I tried to kiss her, and she turned her head and lurched away.
“I’m not jealous, and besides, she likes you.” Her eyes were glassy, and her neck was becoming very elastic. “And besides, don’t end a sentence with a preposition.”
She delivered the last sentence with a pronounced slur, and slid down onto the curb, her back against a lamppost. Her head bobbed down onto her knees, and her underwear was showing. The subway was out of the question, and I didn’t see a cab anywhere. We finally got one, and I lifted her into it and tossed her purse onto her lap. All the way home, her head lolled about, and she muttered non-sequiturs about my “utterly disgraceful grammar.” I helped her up the stairs, despite, as she plopped down on each landing, her decrying that she could do it herself. At our door, I chided, “No, no, honey, I’ve got the keys,” whereupon she vainly half-searched for her purse, which I was holding.
Once inside, I asked her if she had to pee. No, she didn’t, she said, and I sat her on the bed, knelt and took off her shoes.
“Oh, so now you’re trying to preposition me,” she mused, with half-closed eyes, awkwardly mussing my hair.
I tossed her legs onto the mattress and undressed her, kissed her lips and forehead, and called her silly.
“I’m not silly,” she murmured, and I shut off the light.

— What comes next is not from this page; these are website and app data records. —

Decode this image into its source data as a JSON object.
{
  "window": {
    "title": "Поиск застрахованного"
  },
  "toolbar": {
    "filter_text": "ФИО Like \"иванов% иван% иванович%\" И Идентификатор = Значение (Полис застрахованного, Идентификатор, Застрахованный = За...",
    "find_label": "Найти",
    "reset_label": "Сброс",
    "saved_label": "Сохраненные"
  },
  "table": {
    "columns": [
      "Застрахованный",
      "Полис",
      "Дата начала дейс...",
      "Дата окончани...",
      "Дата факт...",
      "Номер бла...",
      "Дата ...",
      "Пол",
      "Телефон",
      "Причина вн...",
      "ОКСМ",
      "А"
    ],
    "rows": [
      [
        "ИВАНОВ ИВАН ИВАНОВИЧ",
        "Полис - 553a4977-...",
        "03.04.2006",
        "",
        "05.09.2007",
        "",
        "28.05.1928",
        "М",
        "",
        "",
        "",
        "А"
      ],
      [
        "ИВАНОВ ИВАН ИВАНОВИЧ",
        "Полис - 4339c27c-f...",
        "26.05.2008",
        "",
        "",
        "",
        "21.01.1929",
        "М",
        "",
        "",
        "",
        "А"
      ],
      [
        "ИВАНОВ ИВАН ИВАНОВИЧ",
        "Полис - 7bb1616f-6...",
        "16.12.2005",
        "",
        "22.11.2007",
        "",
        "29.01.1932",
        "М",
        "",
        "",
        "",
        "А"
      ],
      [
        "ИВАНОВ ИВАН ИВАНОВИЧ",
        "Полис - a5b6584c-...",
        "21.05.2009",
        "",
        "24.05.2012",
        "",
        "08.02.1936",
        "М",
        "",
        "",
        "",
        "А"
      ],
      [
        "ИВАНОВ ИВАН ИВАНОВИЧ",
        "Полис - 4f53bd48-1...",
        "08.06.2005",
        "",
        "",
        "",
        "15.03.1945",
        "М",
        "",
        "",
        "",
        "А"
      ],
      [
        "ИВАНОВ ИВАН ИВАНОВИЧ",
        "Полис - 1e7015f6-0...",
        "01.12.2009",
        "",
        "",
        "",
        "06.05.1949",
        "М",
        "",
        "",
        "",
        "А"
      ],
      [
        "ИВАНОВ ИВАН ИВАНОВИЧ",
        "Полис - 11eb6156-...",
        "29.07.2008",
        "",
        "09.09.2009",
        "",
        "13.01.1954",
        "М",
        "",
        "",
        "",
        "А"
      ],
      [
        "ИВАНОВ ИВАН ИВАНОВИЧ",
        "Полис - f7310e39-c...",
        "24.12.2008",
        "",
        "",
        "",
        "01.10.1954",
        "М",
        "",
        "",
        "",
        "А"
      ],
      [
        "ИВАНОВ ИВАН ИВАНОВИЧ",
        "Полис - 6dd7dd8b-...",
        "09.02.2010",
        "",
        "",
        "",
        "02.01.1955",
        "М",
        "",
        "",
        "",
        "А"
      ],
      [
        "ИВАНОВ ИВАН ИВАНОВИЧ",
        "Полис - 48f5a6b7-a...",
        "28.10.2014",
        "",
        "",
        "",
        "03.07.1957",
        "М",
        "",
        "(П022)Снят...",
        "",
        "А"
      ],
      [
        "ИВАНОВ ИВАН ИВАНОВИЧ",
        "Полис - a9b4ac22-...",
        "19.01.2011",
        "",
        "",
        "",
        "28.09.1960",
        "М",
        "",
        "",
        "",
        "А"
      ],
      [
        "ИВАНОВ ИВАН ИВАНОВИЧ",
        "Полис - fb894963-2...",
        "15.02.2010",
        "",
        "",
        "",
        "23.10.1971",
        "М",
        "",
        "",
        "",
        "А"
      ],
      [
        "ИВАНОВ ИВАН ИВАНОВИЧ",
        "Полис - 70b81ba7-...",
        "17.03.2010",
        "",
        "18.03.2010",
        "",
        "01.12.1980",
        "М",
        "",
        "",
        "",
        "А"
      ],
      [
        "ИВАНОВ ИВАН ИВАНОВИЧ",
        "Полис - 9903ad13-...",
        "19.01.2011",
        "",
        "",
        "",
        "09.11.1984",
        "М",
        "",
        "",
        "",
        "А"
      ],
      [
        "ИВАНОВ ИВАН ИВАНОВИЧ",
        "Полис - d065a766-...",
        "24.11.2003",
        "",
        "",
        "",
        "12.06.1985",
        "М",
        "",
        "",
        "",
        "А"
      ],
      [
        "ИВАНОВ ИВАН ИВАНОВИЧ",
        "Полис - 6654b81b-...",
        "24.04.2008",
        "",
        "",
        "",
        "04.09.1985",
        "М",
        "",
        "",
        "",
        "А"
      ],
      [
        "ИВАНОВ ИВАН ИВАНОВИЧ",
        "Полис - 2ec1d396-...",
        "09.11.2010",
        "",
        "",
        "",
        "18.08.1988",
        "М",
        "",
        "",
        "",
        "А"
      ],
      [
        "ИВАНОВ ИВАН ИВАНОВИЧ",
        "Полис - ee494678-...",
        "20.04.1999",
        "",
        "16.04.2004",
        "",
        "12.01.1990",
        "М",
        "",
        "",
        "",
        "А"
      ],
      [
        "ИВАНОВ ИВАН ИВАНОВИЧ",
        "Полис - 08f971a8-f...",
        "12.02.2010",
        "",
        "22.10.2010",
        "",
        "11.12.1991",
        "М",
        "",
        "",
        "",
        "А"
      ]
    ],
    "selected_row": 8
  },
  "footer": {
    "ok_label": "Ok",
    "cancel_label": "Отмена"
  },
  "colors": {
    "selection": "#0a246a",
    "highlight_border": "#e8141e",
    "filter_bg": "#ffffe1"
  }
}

Before I joined her, I finished off the rest of my bourbon from behind the reference books and stuck the bottle in my knapsack, to get rid of on my way to work.
The next morning, I woke up before she did, and started making coffee. I heard her rummaging around in the bathroom, probably looking for the ibuprofin. I decided to test her knowledge of the previous night.
“So, Ariel, honey,” I called. “What did you think of the art last night?”
“What art?” was her response. “I mean, who the hell has a memorial on a Wednesday night? Don’t they know that some of us actually have jobs?”
I dug back into my memory of the night before, a little guiltily, to assess any true respects which we and our friends had paid to the life of a human being, who had passed from this earth. I could not recall any respect paid, but of that to ourselves.
Death, I thought, really is only for the living.